HOW TO COMPLETE THIS TASK: Below are the records; collect from them each line containing the string "list".

DATASET RECORDS:
━━━━

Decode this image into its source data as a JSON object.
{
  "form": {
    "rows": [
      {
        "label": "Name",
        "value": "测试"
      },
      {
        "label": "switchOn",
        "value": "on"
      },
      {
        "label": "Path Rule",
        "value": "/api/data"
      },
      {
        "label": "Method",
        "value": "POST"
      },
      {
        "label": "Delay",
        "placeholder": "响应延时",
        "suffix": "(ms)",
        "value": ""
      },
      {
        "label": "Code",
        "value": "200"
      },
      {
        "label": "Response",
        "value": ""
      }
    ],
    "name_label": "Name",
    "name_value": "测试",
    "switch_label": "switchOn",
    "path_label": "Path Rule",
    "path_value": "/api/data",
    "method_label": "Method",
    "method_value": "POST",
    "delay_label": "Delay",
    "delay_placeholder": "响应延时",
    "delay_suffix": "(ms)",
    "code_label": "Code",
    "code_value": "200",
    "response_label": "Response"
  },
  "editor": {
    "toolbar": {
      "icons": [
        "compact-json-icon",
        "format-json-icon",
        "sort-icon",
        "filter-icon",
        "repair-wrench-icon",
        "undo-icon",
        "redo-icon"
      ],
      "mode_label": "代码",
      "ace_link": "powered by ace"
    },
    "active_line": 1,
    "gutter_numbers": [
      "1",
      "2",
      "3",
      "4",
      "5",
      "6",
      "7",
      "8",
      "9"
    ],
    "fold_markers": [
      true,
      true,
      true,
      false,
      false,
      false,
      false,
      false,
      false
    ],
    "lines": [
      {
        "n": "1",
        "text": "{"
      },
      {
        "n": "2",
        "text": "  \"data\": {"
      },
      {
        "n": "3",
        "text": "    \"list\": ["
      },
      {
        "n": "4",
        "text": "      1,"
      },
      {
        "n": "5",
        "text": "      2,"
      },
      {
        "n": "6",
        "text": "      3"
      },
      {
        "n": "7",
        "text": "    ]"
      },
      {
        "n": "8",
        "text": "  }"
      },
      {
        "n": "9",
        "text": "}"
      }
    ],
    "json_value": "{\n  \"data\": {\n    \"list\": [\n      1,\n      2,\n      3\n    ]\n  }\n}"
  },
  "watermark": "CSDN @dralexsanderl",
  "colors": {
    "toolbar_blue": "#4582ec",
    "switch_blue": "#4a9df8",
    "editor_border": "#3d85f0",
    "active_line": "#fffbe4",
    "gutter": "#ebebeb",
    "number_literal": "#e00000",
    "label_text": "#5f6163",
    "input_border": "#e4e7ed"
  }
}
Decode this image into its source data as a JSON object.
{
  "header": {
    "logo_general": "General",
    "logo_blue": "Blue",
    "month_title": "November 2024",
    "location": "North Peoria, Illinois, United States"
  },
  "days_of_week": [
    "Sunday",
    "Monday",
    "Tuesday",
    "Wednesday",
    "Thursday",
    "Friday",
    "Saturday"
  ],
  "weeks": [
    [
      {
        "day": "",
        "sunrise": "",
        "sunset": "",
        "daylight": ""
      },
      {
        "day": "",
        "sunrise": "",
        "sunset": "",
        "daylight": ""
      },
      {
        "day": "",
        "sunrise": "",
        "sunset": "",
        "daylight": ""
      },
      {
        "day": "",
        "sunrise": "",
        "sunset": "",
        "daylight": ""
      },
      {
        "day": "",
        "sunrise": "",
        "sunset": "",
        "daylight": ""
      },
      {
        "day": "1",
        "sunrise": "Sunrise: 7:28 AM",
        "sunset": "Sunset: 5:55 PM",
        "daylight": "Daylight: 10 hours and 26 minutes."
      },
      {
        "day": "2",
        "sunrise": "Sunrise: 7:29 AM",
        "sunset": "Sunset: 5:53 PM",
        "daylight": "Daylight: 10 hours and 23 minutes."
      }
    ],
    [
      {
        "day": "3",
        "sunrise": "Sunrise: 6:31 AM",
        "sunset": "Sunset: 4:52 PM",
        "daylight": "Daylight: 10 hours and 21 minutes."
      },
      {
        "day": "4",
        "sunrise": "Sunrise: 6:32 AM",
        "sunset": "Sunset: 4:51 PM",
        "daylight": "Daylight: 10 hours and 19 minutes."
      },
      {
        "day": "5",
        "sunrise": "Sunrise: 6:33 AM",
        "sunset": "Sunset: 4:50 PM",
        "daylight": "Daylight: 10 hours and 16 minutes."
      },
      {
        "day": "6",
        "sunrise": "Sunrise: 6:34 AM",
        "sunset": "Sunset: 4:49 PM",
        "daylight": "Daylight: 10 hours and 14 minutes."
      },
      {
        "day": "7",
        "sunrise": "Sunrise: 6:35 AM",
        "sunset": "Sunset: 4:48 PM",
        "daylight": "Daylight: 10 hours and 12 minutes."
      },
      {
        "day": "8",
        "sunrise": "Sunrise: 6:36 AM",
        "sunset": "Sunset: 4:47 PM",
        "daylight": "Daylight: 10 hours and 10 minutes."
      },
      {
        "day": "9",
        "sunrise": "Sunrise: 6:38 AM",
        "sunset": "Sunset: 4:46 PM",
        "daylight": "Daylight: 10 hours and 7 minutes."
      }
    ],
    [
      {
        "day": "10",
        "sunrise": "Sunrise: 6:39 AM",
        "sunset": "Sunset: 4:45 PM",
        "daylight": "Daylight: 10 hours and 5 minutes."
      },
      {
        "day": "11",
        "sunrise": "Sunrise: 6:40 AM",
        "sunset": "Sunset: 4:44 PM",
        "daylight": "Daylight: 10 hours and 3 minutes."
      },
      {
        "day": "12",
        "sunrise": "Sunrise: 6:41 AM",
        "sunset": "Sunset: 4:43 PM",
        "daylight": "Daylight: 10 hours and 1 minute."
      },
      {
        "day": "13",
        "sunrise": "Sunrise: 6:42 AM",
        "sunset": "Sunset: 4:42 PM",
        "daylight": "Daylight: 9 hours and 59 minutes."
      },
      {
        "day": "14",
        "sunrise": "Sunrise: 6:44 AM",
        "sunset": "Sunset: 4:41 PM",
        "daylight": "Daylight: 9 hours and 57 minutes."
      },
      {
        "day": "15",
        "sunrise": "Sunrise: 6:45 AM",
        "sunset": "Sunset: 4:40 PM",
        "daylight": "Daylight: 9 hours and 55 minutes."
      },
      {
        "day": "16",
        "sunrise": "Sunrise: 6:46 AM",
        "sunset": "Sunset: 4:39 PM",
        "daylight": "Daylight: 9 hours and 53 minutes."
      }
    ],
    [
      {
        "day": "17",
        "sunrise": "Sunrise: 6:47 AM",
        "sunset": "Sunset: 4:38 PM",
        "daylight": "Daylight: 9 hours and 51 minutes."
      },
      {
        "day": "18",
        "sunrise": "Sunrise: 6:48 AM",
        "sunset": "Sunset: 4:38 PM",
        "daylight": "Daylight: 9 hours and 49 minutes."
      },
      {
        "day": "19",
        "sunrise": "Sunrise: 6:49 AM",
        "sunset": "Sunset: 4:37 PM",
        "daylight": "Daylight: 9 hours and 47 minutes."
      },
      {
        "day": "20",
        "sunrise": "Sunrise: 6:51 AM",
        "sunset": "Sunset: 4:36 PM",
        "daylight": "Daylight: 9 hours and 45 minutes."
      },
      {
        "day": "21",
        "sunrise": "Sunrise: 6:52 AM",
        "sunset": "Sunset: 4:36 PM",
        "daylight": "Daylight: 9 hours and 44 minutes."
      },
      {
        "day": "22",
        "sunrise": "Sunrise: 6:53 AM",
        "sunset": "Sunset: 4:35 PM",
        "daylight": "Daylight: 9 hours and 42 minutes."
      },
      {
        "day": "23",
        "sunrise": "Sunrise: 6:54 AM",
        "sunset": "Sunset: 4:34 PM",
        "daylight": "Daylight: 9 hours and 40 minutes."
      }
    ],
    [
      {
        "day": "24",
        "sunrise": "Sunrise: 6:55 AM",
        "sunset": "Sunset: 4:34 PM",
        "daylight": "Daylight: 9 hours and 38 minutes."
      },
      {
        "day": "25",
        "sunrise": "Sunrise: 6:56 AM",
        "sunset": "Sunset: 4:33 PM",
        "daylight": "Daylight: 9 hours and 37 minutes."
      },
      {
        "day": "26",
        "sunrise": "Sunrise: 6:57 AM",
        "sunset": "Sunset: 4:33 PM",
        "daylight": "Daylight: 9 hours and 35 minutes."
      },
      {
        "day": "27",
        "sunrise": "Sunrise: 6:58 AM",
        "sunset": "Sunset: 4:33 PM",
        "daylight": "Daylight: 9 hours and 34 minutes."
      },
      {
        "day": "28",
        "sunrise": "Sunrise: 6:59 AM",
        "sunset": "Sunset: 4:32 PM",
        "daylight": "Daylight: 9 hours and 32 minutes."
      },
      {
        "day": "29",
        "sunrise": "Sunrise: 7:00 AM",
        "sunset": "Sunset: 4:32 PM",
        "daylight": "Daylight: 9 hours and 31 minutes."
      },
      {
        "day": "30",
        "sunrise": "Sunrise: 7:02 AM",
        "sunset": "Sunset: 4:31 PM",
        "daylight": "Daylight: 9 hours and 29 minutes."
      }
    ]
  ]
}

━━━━

WRITTEN REPLY:
        "text": "    \"list\": ["
    "json_value": "{\n  \"data\": {\n    \"list\": [\n      1,\n      2,\n      3\n    ]\n  }\n}"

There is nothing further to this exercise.